[[ DATASET, beginning ]]

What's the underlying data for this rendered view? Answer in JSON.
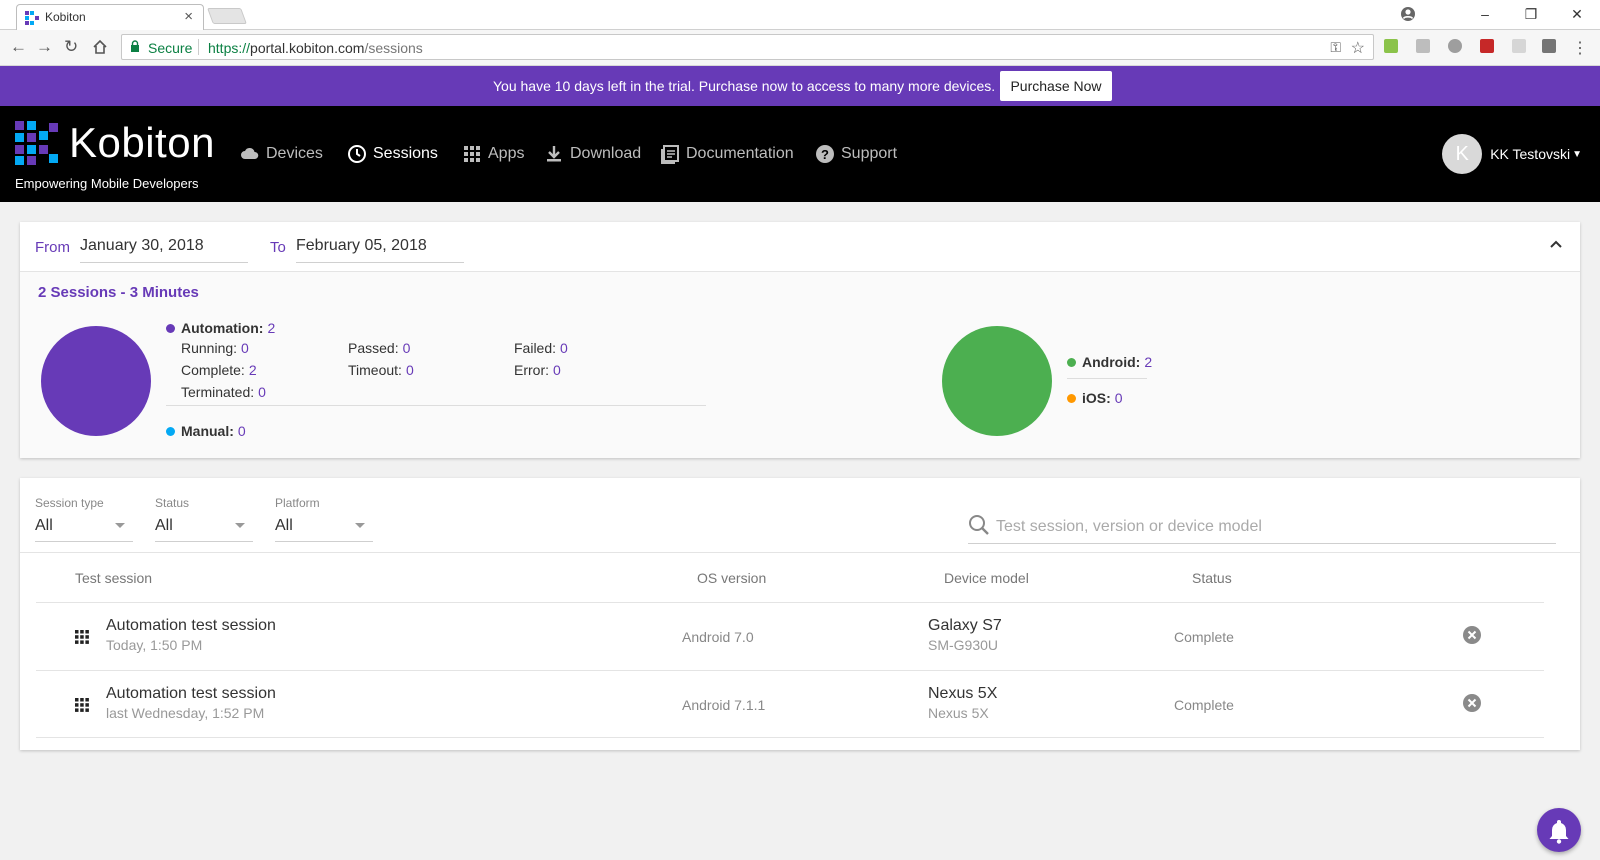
{
  "browser": {
    "tab_title": "Kobiton",
    "tab_close": "×",
    "window_buttons": [
      "‒",
      "❐",
      "✕"
    ],
    "secure_label": "Secure",
    "url_scheme": "https://",
    "url_host": "portal.kobiton.com",
    "url_path": "/sessions"
  },
  "trial_banner": {
    "message": "You have 10 days left in the trial. Purchase now to access to many more devices.",
    "button": "Purchase Now"
  },
  "header": {
    "brand": "Kobiton",
    "tagline": "Empowering Mobile Developers",
    "nav": [
      {
        "label": "Devices",
        "icon": "cloud-icon"
      },
      {
        "label": "Sessions",
        "icon": "clock-icon",
        "active": true
      },
      {
        "label": "Apps",
        "icon": "apps-grid-icon"
      },
      {
        "label": "Download",
        "icon": "download-icon"
      },
      {
        "label": "Documentation",
        "icon": "document-icon"
      },
      {
        "label": "Support",
        "icon": "help-icon"
      }
    ],
    "user": {
      "initial": "K",
      "name": "KK Testovski"
    },
    "accent_color": "#673ab7"
  },
  "summary": {
    "from_label": "From",
    "from_date": "January 30, 2018",
    "to_label": "To",
    "to_date": "February 05, 2018",
    "title": "2 Sessions - 3 Minutes",
    "automation_label": "Automation:",
    "automation_value": "2",
    "running_label": "Running:",
    "running_value": "0",
    "complete_label": "Complete:",
    "complete_value": "2",
    "terminated_label": "Terminated:",
    "terminated_value": "0",
    "passed_label": "Passed:",
    "passed_value": "0",
    "timeout_label": "Timeout:",
    "timeout_value": "0",
    "failed_label": "Failed:",
    "failed_value": "0",
    "error_label": "Error:",
    "error_value": "0",
    "manual_label": "Manual:",
    "manual_value": "0",
    "android_label": "Android:",
    "android_value": "2",
    "ios_label": "iOS:",
    "ios_value": "0",
    "colors": {
      "automation": "#673ab7",
      "manual": "#03a9f4",
      "android": "#4caf50",
      "ios": "#ff9800"
    }
  },
  "filters": {
    "session_type_label": "Session type",
    "session_type_value": "All",
    "status_label": "Status",
    "status_value": "All",
    "platform_label": "Platform",
    "platform_value": "All",
    "search_placeholder": "Test session, version or device model"
  },
  "table": {
    "headers": {
      "test_session": "Test session",
      "os_version": "OS version",
      "device_model": "Device model",
      "status": "Status"
    },
    "rows": [
      {
        "name": "Automation test session",
        "time": "Today, 1:50 PM",
        "os": "Android 7.0",
        "device": "Galaxy S7",
        "device_code": "SM-G930U",
        "status": "Complete"
      },
      {
        "name": "Automation test session",
        "time": "last Wednesday, 1:52 PM",
        "os": "Android 7.1.1",
        "device": "Nexus 5X",
        "device_code": "Nexus 5X",
        "status": "Complete"
      }
    ]
  }
}
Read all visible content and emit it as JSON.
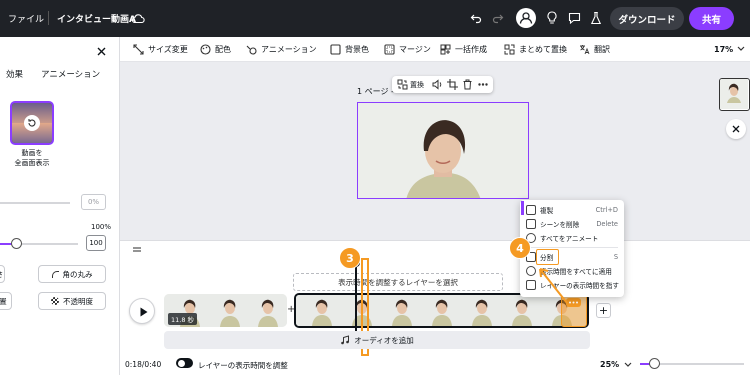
{
  "topbar": {
    "file_label": "ファイル",
    "doc_title": "インタビュー動画A",
    "download_label": "ダウンロード",
    "share_label": "共有"
  },
  "toolbar": {
    "items": [
      {
        "label": "サイズ変更",
        "icon": "resize-icon"
      },
      {
        "label": "配色",
        "icon": "palette-icon"
      },
      {
        "label": "アニメーション",
        "icon": "animation-icon"
      },
      {
        "label": "背景色",
        "icon": "square-icon"
      },
      {
        "label": "マージン",
        "icon": "margin-icon"
      },
      {
        "label": "一括作成",
        "icon": "bulk-create-icon"
      },
      {
        "label": "まとめて置換",
        "icon": "replace-all-icon"
      },
      {
        "label": "翻訳",
        "icon": "translate-icon"
      }
    ],
    "zoom": "17%"
  },
  "left_panel": {
    "tabs": [
      "効果",
      "アニメーション"
    ],
    "tile_label_1": "動画を",
    "tile_label_2": "全画面表示",
    "slider1_value": "0%",
    "pct_100": "100%",
    "slider2_value": "100",
    "corner_label": "角の丸み",
    "opacity_label": "不透明度",
    "partial_btn_1": "さ",
    "partial_btn_2": "置"
  },
  "canvas": {
    "page_label": "1 ページ -",
    "element_toolbar": {
      "replace_label": "置換"
    }
  },
  "timeline": {
    "adjust_layer_label": "表示時間を調整するレイヤーを選択",
    "clip_duration": "11.8 秒",
    "add_audio_label": "オーディオを追加",
    "time_position": "0:18/0:40",
    "toggle_label": "レイヤーの表示時間を調整",
    "zoom": "25%"
  },
  "context_menu": {
    "items": [
      {
        "label": "複製",
        "shortcut": "Ctrl+D"
      },
      {
        "label": "シーンを削除",
        "shortcut": "Delete"
      },
      {
        "label": "すべてをアニメート",
        "shortcut": ""
      },
      {
        "label": "分割",
        "shortcut": "S"
      },
      {
        "label": "表示時間をすべてに適用",
        "shortcut": ""
      },
      {
        "label": "レイヤーの表示時間を指す",
        "shortcut": ""
      }
    ]
  },
  "annotations": {
    "step3": "3",
    "step4": "4"
  },
  "colors": {
    "topbar_bg": "#1f2227",
    "accent_purple": "#8b3dff",
    "annotation_orange": "#f59a23"
  }
}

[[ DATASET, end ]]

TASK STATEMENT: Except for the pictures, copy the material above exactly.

TASK OUTPUT:
What's the underlying data for this rendered view? Answer in JSON.
{
  "browser": {
    "tab_title": "Kobiton",
    "tab_close": "×",
    "window_buttons": [
      "‒",
      "❐",
      "✕"
    ],
    "secure_label": "Secure",
    "url_scheme": "https://",
    "url_host": "portal.kobiton.com",
    "url_path": "/sessions"
  },
  "trial_banner": {
    "message": "You have 10 days left in the trial. Purchase now to access to many more devices.",
    "button": "Purchase Now"
  },
  "header": {
    "brand": "Kobiton",
    "tagline": "Empowering Mobile Developers",
    "nav": [
      {
        "label": "Devices",
        "icon": "cloud-icon"
      },
      {
        "label": "Sessions",
        "icon": "clock-icon",
        "active": true
      },
      {
        "label": "Apps",
        "icon": "apps-grid-icon"
      },
      {
        "label": "Download",
        "icon": "download-icon"
      },
      {
        "label": "Documentation",
        "icon": "document-icon"
      },
      {
        "label": "Support",
        "icon": "help-icon"
      }
    ],
    "user": {
      "initial": "K",
      "name": "KK Testovski"
    },
    "accent_color": "#673ab7"
  },
  "summary": {
    "from_label": "From",
    "from_date": "January 30, 2018",
    "to_label": "To",
    "to_date": "February 05, 2018",
    "title": "2 Sessions - 3 Minutes",
    "automation_label": "Automation:",
    "automation_value": "2",
    "running_label": "Running:",
    "running_value": "0",
    "complete_label": "Complete:",
    "complete_value": "2",
    "terminated_label": "Terminated:",
    "terminated_value": "0",
    "passed_label": "Passed:",
    "passed_value": "0",
    "timeout_label": "Timeout:",
    "timeout_value": "0",
    "failed_label": "Failed:",
    "failed_value": "0",
    "error_label": "Error:",
    "error_value": "0",
    "manual_label": "Manual:",
    "manual_value": "0",
    "android_label": "Android:",
    "android_value": "2",
    "ios_label": "iOS:",
    "ios_value": "0",
    "colors": {
      "automation": "#673ab7",
      "manual": "#03a9f4",
      "android": "#4caf50",
      "ios": "#ff9800"
    }
  },
  "filters": {
    "session_type_label": "Session type",
    "session_type_value": "All",
    "status_label": "Status",
    "status_value": "All",
    "platform_label": "Platform",
    "platform_value": "All",
    "search_placeholder": "Test session, version or device model"
  },
  "table": {
    "headers": {
      "test_session": "Test session",
      "os_version": "OS version",
      "device_model": "Device model",
      "status": "Status"
    },
    "rows": [
      {
        "name": "Automation test session",
        "time": "Today, 1:50 PM",
        "os": "Android 7.0",
        "device": "Galaxy S7",
        "device_code": "SM-G930U",
        "status": "Complete"
      },
      {
        "name": "Automation test session",
        "time": "last Wednesday, 1:52 PM",
        "os": "Android 7.1.1",
        "device": "Nexus 5X",
        "device_code": "Nexus 5X",
        "status": "Complete"
      }
    ]
  }
}
Read all visible content and emit it as JSON.
{
  "topbar": {
    "file_label": "ファイル",
    "doc_title": "インタビュー動画A",
    "download_label": "ダウンロード",
    "share_label": "共有"
  },
  "toolbar": {
    "items": [
      {
        "label": "サイズ変更",
        "icon": "resize-icon"
      },
      {
        "label": "配色",
        "icon": "palette-icon"
      },
      {
        "label": "アニメーション",
        "icon": "animation-icon"
      },
      {
        "label": "背景色",
        "icon": "square-icon"
      },
      {
        "label": "マージン",
        "icon": "margin-icon"
      },
      {
        "label": "一括作成",
        "icon": "bulk-create-icon"
      },
      {
        "label": "まとめて置換",
        "icon": "replace-all-icon"
      },
      {
        "label": "翻訳",
        "icon": "translate-icon"
      }
    ],
    "zoom": "17%"
  },
  "left_panel": {
    "tabs": [
      "効果",
      "アニメーション"
    ],
    "tile_label_1": "動画を",
    "tile_label_2": "全画面表示",
    "slider1_value": "0%",
    "pct_100": "100%",
    "slider2_value": "100",
    "corner_label": "角の丸み",
    "opacity_label": "不透明度",
    "partial_btn_1": "さ",
    "partial_btn_2": "置"
  },
  "canvas": {
    "page_label": "1 ページ -",
    "element_toolbar": {
      "replace_label": "置換"
    }
  },
  "timeline": {
    "adjust_layer_label": "表示時間を調整するレイヤーを選択",
    "clip_duration": "11.8 秒",
    "add_audio_label": "オーディオを追加",
    "time_position": "0:18/0:40",
    "toggle_label": "レイヤーの表示時間を調整",
    "zoom": "25%"
  },
  "context_menu": {
    "items": [
      {
        "label": "複製",
        "shortcut": "Ctrl+D"
      },
      {
        "label": "シーンを削除",
        "shortcut": "Delete"
      },
      {
        "label": "すべてをアニメート",
        "shortcut": ""
      },
      {
        "label": "分割",
        "shortcut": "S"
      },
      {
        "label": "表示時間をすべてに適用",
        "shortcut": ""
      },
      {
        "label": "レイヤーの表示時間を指す",
        "shortcut": ""
      }
    ]
  },
  "annotations": {
    "step3": "3",
    "step4": "4"
  },
  "colors": {
    "topbar_bg": "#1f2227",
    "accent_purple": "#8b3dff",
    "annotation_orange": "#f59a23"
  }
}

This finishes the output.